Web page and app entries:

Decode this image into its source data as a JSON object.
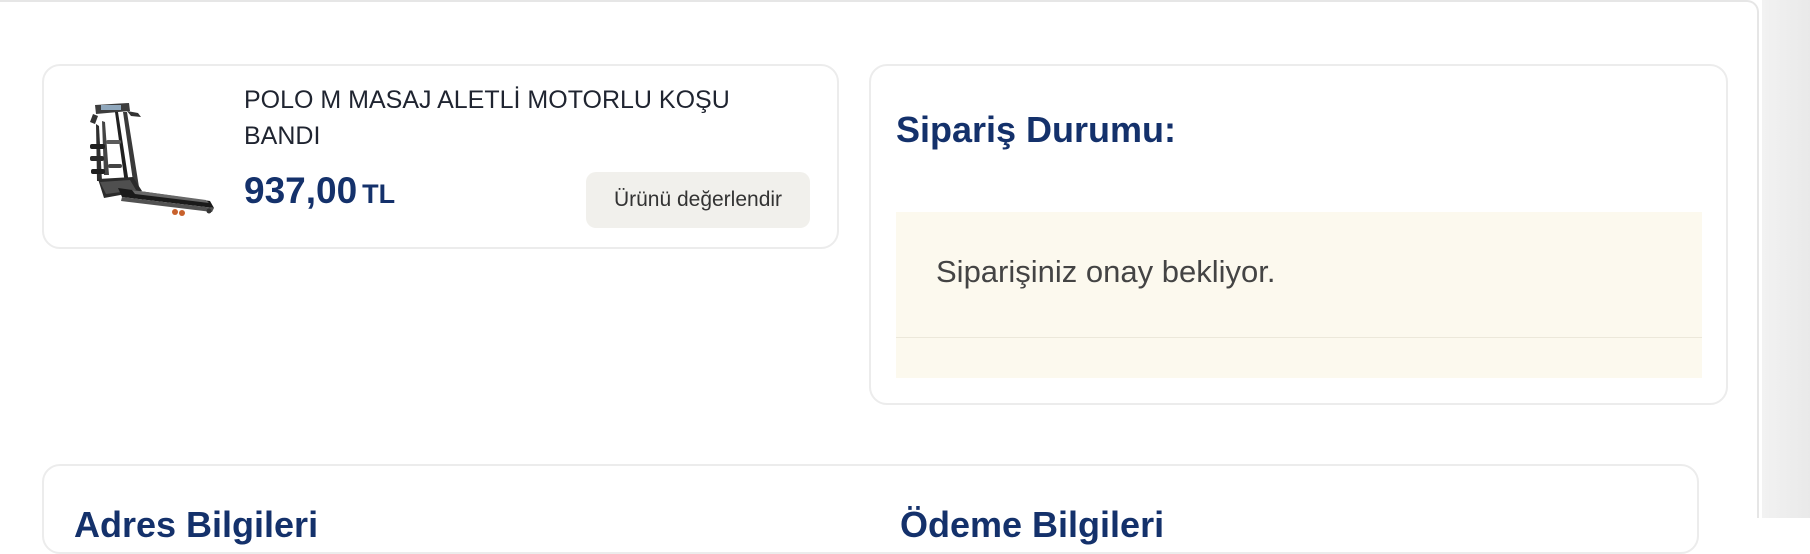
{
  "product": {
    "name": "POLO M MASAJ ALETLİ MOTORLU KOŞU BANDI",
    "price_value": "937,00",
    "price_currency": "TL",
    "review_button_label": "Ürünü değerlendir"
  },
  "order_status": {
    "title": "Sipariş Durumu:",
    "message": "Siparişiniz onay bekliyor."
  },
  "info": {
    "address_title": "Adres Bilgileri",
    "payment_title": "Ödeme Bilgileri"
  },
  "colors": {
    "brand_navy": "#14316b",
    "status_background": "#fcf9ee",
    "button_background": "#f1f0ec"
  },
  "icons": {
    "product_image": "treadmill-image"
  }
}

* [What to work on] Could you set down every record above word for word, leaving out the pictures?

* [Written response]
Decode this image into its source data as a JSON object.
{
  "product": {
    "name": "POLO M MASAJ ALETLİ MOTORLU KOŞU BANDI",
    "price_value": "937,00",
    "price_currency": "TL",
    "review_button_label": "Ürünü değerlendir"
  },
  "order_status": {
    "title": "Sipariş Durumu:",
    "message": "Siparişiniz onay bekliyor."
  },
  "info": {
    "address_title": "Adres Bilgileri",
    "payment_title": "Ödeme Bilgileri"
  },
  "colors": {
    "brand_navy": "#14316b",
    "status_background": "#fcf9ee",
    "button_background": "#f1f0ec"
  },
  "icons": {
    "product_image": "treadmill-image"
  }
}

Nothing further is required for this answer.